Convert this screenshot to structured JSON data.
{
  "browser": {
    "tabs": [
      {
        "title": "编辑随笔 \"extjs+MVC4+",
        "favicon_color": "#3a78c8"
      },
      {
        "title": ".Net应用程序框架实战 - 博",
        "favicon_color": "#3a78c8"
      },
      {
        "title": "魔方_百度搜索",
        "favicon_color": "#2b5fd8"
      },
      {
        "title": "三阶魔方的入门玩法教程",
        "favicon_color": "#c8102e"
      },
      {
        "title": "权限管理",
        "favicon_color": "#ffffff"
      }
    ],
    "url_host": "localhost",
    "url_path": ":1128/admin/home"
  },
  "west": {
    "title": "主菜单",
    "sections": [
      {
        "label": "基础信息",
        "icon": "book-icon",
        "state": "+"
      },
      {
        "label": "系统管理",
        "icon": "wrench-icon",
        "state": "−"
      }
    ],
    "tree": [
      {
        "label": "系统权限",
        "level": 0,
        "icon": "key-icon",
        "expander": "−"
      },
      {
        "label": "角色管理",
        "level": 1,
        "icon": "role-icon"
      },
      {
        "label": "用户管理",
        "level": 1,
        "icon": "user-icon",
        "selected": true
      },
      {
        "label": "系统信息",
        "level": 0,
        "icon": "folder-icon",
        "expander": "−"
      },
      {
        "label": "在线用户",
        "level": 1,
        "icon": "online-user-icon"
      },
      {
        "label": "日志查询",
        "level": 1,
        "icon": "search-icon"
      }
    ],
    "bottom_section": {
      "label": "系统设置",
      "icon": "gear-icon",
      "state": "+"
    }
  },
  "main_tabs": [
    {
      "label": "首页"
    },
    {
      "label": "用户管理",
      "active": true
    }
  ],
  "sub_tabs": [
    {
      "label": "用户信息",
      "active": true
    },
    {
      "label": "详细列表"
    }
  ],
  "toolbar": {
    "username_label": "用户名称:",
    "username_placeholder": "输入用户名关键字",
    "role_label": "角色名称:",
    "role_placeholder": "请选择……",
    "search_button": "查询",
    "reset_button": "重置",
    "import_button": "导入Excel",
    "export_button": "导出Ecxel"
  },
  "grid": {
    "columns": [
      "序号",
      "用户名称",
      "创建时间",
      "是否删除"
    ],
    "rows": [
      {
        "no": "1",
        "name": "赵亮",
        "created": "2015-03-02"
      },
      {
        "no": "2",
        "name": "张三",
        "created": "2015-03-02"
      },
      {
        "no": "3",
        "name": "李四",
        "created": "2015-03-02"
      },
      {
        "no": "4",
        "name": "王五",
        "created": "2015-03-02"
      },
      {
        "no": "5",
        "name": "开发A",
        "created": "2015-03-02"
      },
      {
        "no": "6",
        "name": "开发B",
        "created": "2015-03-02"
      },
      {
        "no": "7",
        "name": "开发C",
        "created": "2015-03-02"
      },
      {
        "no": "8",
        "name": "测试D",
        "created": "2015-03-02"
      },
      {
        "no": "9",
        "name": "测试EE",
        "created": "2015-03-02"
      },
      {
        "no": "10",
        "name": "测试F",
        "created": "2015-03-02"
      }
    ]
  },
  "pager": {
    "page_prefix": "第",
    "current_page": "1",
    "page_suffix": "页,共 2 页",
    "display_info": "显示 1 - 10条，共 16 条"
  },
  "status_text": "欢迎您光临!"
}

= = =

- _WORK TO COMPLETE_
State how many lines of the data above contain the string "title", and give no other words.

- _ANSWER AREA_
6